◆ Assignment: Keep every line of the data below that has the string "value" and present those lines.

◆ Extracted data:
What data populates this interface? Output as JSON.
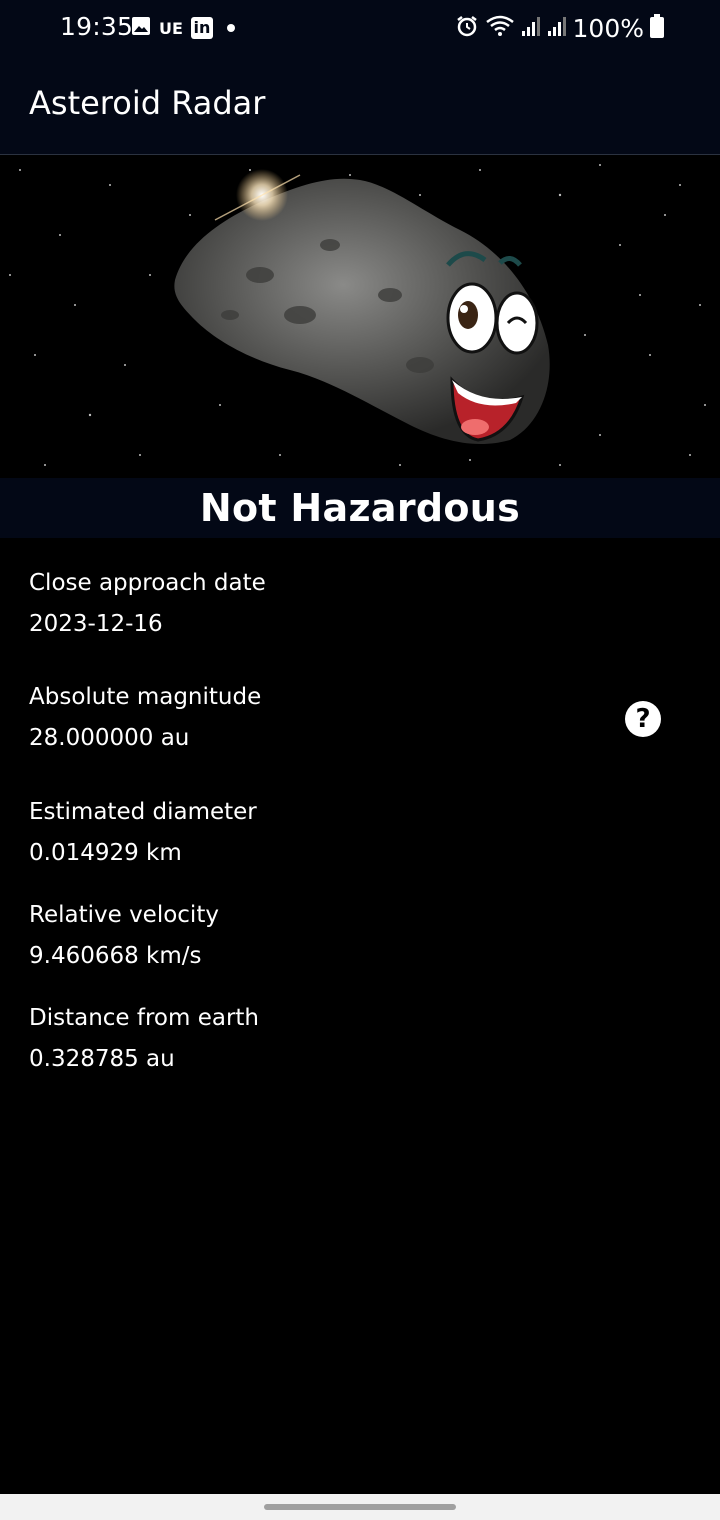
{
  "status_bar": {
    "time": "19:35",
    "notification_icons": [
      "gallery-icon",
      "ue-icon",
      "linkedin-icon",
      "dot-icon"
    ],
    "ue_text": "UE",
    "linkedin_text": "in",
    "system_icons": [
      "alarm-icon",
      "wifi-icon",
      "signal-icon",
      "signal-icon",
      "battery-icon"
    ],
    "battery": "100%"
  },
  "app_bar": {
    "title": "Asteroid Radar"
  },
  "hero": {
    "image": "asteroid-happy-image",
    "status_label": "Not Hazardous"
  },
  "details": {
    "close_approach": {
      "label": "Close approach date",
      "value": "2023-12-16"
    },
    "absolute_magnitude": {
      "label": "Absolute magnitude",
      "value": "28.000000 au"
    },
    "estimated_diameter": {
      "label": "Estimated diameter",
      "value": "0.014929 km"
    },
    "relative_velocity": {
      "label": "Relative velocity",
      "value": "9.460668 km/s"
    },
    "distance_from_earth": {
      "label": "Distance from earth",
      "value": "0.328785 au"
    }
  },
  "help_button": {
    "icon": "help-circle-icon",
    "glyph": "?"
  },
  "colors": {
    "background": "#000000",
    "bar": "#030816",
    "text": "#ffffff"
  }
}
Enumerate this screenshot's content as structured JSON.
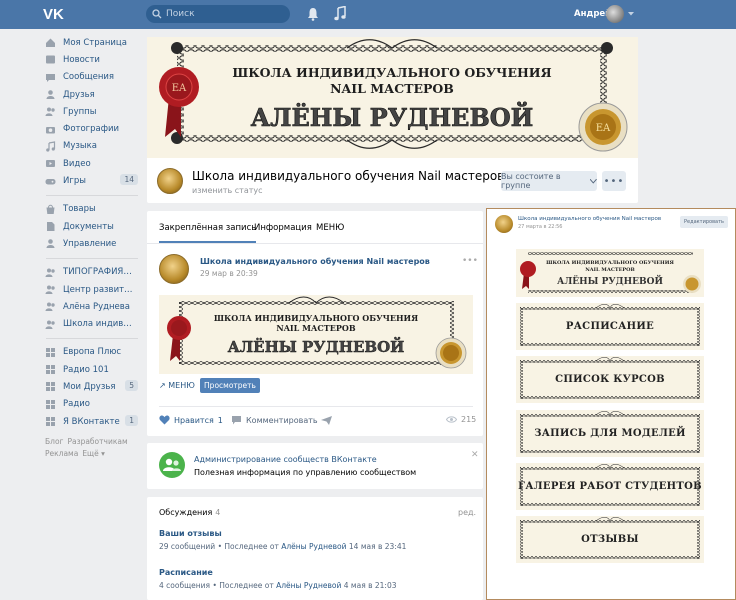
{
  "header": {
    "search_placeholder": "Поиск",
    "user_name": "Андрей"
  },
  "sidebar": {
    "items": [
      {
        "label": "Моя Страница",
        "icon": "home-icon"
      },
      {
        "label": "Новости",
        "icon": "news-icon"
      },
      {
        "label": "Сообщения",
        "icon": "messages-icon"
      },
      {
        "label": "Друзья",
        "icon": "friends-icon"
      },
      {
        "label": "Группы",
        "icon": "groups-icon"
      },
      {
        "label": "Фотографии",
        "icon": "camera-icon"
      },
      {
        "label": "Музыка",
        "icon": "music-icon"
      },
      {
        "label": "Видео",
        "icon": "video-icon"
      },
      {
        "label": "Игры",
        "icon": "games-icon",
        "count": "14"
      }
    ],
    "items2": [
      {
        "label": "Товары",
        "icon": "goods-icon"
      },
      {
        "label": "Документы",
        "icon": "documents-icon"
      },
      {
        "label": "Управление",
        "icon": "management-icon"
      }
    ],
    "items3": [
      {
        "label": "ТИПОГРАФИЯ | ДИ...",
        "icon": "group-icon"
      },
      {
        "label": "Центр развития...",
        "icon": "group-icon"
      },
      {
        "label": "Алёна Руднева",
        "icon": "group-icon"
      },
      {
        "label": "Школа индивидуа...",
        "icon": "group-icon"
      }
    ],
    "items4": [
      {
        "label": "Европа Плюс",
        "icon": "app-icon"
      },
      {
        "label": "Радио 101",
        "icon": "app-icon"
      },
      {
        "label": "Мои Друзья",
        "icon": "app-icon",
        "count": "5"
      },
      {
        "label": "Радио",
        "icon": "app-icon"
      },
      {
        "label": "Я ВКонтакте",
        "icon": "app-icon",
        "count": "1"
      }
    ],
    "footer": {
      "blog": "Блог",
      "developers": "Разработчикам",
      "ads": "Реклама",
      "more": "Ещё ▾"
    }
  },
  "banner": {
    "line1": "ШКОЛА ИНДИВИДУАЛЬНОГО ОБУЧЕНИЯ",
    "line2": "NAIL МАСТЕРОВ",
    "line3": "АЛЁНЫ РУДНЕВОЙ"
  },
  "group": {
    "name": "Школа индивидуального обучения Nail мастеров",
    "status": "изменить статус",
    "member_button": "Вы состоите в группе",
    "more_button": "•••"
  },
  "wall": {
    "tabs": [
      "Закреплённая запись",
      "Информация",
      "МЕНЮ"
    ],
    "post": {
      "author": "Школа индивидуального обучения Nail мастеров",
      "date": "29 мар в 20:39",
      "dots": "•••",
      "menu_link": "МЕНЮ",
      "view_button": "Просмотреть",
      "like_label": "Нравится",
      "like_count": "1",
      "comment_label": "Комментировать",
      "views": "215"
    }
  },
  "admin": {
    "title": "Администрирование сообществ ВКонтакте",
    "text": "Полезная информация по управлению сообществом",
    "close": "✕"
  },
  "discussions": {
    "header": "Обсуждения",
    "count": "4",
    "edit": "ред.",
    "topics": [
      {
        "title": "Ваши отзывы",
        "count": "29 сообщений",
        "sep": "•",
        "last_prefix": "Последнее от",
        "author": "Алёны Рудневой",
        "time": "14 мая в 23:41"
      },
      {
        "title": "Расписание",
        "count": "4 сообщения",
        "sep": "•",
        "last_prefix": "Последнее от",
        "author": "Алёны Рудневой",
        "time": "4 мая в 21:03"
      }
    ]
  },
  "overlay": {
    "name": "Школа индивидуального обучения Nail мастеров",
    "date": "27 марта в 22:56",
    "edit": "Редактировать",
    "banner": {
      "line1": "ШКОЛА ИНДИВИДУАЛЬНОГО ОБУЧЕНИЯ",
      "line2": "NAIL МАСТЕРОВ",
      "line3": "АЛЁНЫ РУДНЕВОЙ"
    },
    "buttons": [
      "РАСПИСАНИЕ",
      "СПИСОК КУРСОВ",
      "ЗАПИСЬ ДЛЯ МОДЕЛЕЙ",
      "ГАЛЕРЕЯ РАБОТ СТУДЕНТОВ",
      "ОТЗЫВЫ"
    ]
  },
  "colors": {
    "topbar": "#4a76a8",
    "link": "#2a5885",
    "primary_button": "#5181b8",
    "cover_bg": "#f8f3e4",
    "seal_red": "#b01c22"
  }
}
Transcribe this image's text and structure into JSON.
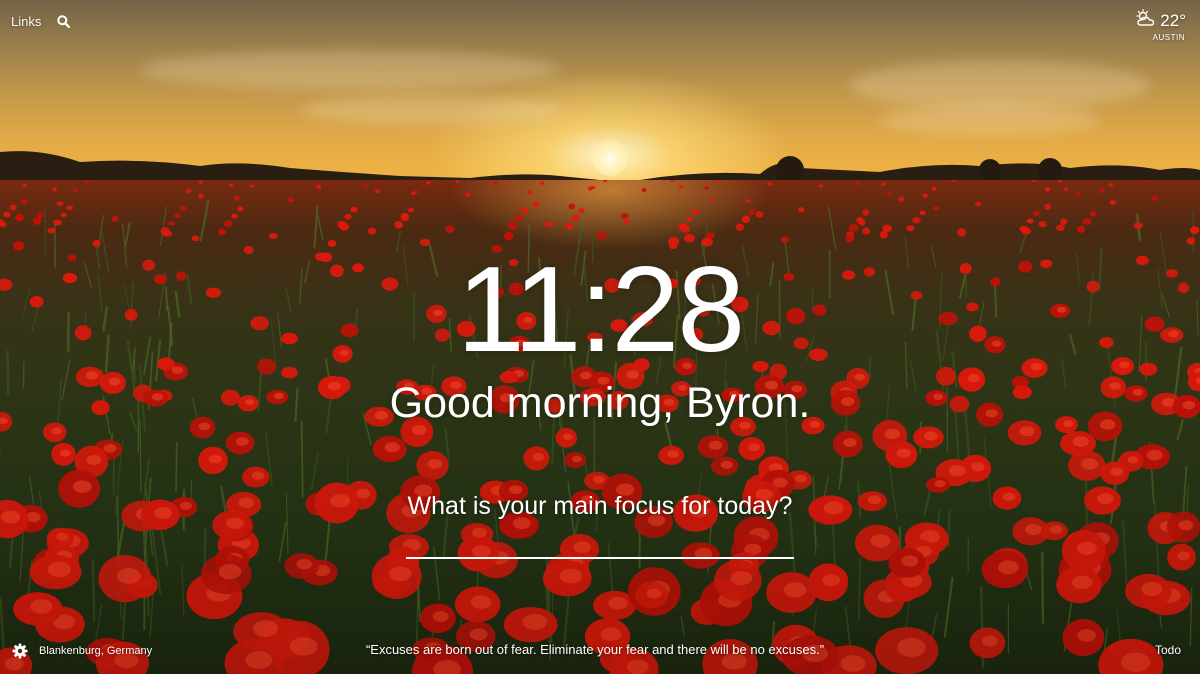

◆ Answer space:
      "value": "2023-12-16"
      "value": "28.000000 au"
      "value": "0.014929 km"
      "value": "9.460668 km/s"
      "value": "0.328785 au"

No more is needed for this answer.